New Zealand responded with something approaching modern leg-theory on the second evening, with lots of short-balls and a packed leg-side field. But that only provided scoring opportunities. So, New Zealand settled into a holding pattern: bowling outside off stump in the hope of tempting him into a rash stroke. For a while, Burns ground to something close to a halt.
But he didn't give it away. Unlike some of his top-order colleagues, he was prepared to endure the testing periods in the knowledge that better times would come eventually.
"It was a bit of a grind," Burns admitted later. "They tried to dry me up and bowl at other guys in the order. It was like they were waiting for me to make a mistake. I found it quite difficult to get into a rhythm.
"But we needed those runs today. So, it's nice to contribute. And it's nice to take the opportunity I've been given [on recall].
"You try and stay level. Some days you get good balls. Some days you nick one and get dropped and end up getting a hundred. You have to stay level."
England were grateful for his resistance. Make no mistake, without Burns' century, they were in real trouble here. Nobody else in the top seven made more than 42 and three of them were out for ducks. At 140 for 6, they still required 39 to avoid a follow-on.

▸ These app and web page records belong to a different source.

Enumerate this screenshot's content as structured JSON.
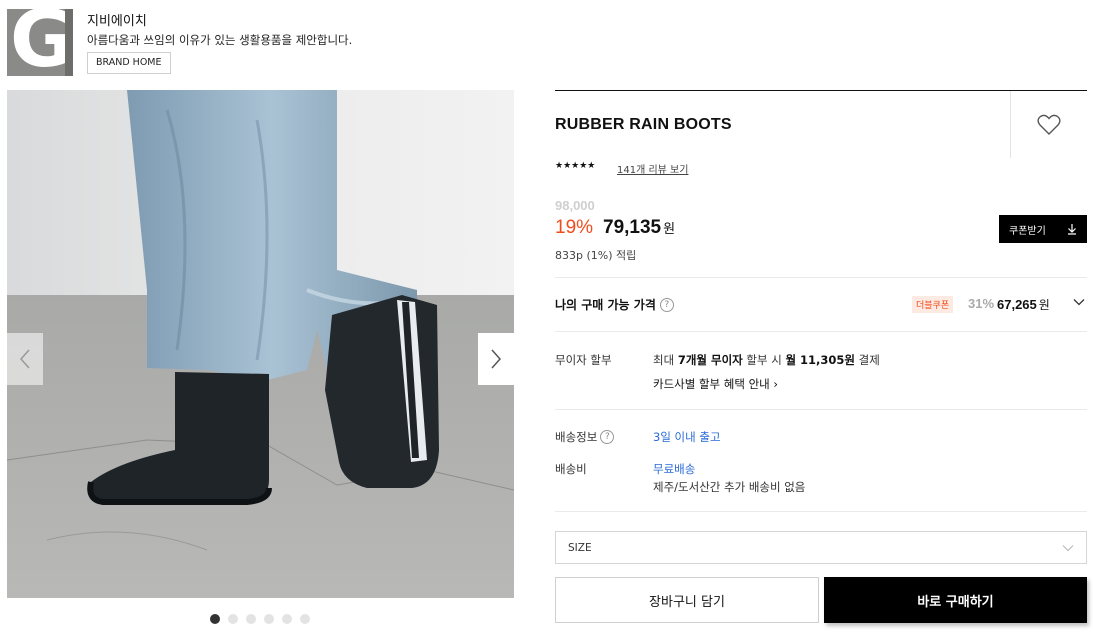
{
  "brand": {
    "logo_letter": "G",
    "name": "지비에이치",
    "description": "아름다움과 쓰임의 이유가 있는 생활용품을 제안합니다.",
    "home_button": "BRAND HOME"
  },
  "gallery": {
    "dot_count": 6,
    "active_index": 0,
    "prev_icon": "chevron-left-icon",
    "next_icon": "chevron-right-icon"
  },
  "product": {
    "title": "RUBBER RAIN BOOTS",
    "rating_stars": "★★★★★",
    "rating_value": 5,
    "reviews_link": "141개 리뷰 보기",
    "original_price": "98,000",
    "discount": "19%",
    "price": "79,135",
    "price_unit": "원",
    "points": "833p (1%) 적립",
    "coupon_button": "쿠폰받기",
    "wishlist_icon": "heart-icon"
  },
  "my_price": {
    "label": "나의 구매 가능 가격",
    "help": "?",
    "badge": "더블쿠폰",
    "percent": "31%",
    "amount": "67,265",
    "unit": "원"
  },
  "installment": {
    "label": "무이자 할부",
    "line1_pre": "최대 ",
    "line1_b1": "7개월 무이자",
    "line1_mid": " 할부 시 ",
    "line1_b2": "월 11,305원",
    "line1_post": " 결제",
    "line2": "카드사별 할부 혜택 안내 ›"
  },
  "shipping": {
    "info_label": "배송정보",
    "info_value": "3일 이내 출고",
    "fee_label": "배송비",
    "fee_value": "무료배송",
    "fee_note": "제주/도서산간 추가 배송비 없음"
  },
  "size_select": {
    "placeholder": "SIZE"
  },
  "actions": {
    "cart": "장바구니 담기",
    "buy": "바로 구매하기"
  },
  "colors": {
    "accent": "#f04d1d",
    "link_blue": "#2a6bd6",
    "primary_button": "#000000"
  }
}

As it was, Ollie Robinson sustained his impressive debut with an innings which demonstrated his long-term suitability for the No. 8 position (only Jofra Archer, of recent England seamers, has made a debut as assured as Robinson's with the ball, too). Still, by the time England's ninth-wicket fell, Burns was nine short of his century. He admitted he was "indebted" to James Anderson for helping him reach the milestone. Anderson not only played sensibly, but bravely, taking one on the body in his determination to see Burns home.
There was one passage of play, though, where Burns lost his way. In a session reminiscent of his maiden Test century at Edgbaston in 2019 - an innings in which he was beaten 34 times - he enjoyed a fair slice of fortune in progressing from 77 to 88.
He could - probably should - have been stumped on 77 (when Mitchell Santner saw him coming down the pitch and pushed the ball wider), caught on 88 (when he fenced at one which reared on him from the excellent Tim Southee) and was twice struck on the helmet (once by Southee; once by Kyle Jamieson) as he attempted to hook. He was also fortunate, on 80, to see a top-edged pull fall safely.
You wonder what Australia's fast bowlers, no doubt sent footage by their analysts, will make of such moments. Given the way they bombarded Burns' Surrey teammate, Mark Stoneman, with short deliveries during the last Ashes in Australia, it seems safe to assume Burns will face plenty of the same treatment.
Indeed, you wonder what Australia's seamers will make of this England batting line-up in general. To see Crawley and Dan Lawrence edging to the cordon as they wafted at wide ones, to see James Bracey beaten (albeit by a fine delivery) through the gate and to see Sibley dismissed for his sixth single-figure score in succession (again, by a fine delivery) was hardly the footage to have them quaking in fear. They will also have noted that Ollie Pope, batting on off stump and falling to the off side, has some weakness to exploit and looks especially vulnerable to leg-before dismissals. Really, those Australia seamers will have been quite encouraged by what they have seen.
From an England perspective, it's important to remember that this is the youngest top seven they have ever fielded in a home Test. And they are, give or take, the best players available to England given the IPL absences. They are going to require time and patience to fulfil their talent.
It's a concern, though, and England were grateful for Burns' fight for keeping their heads above water.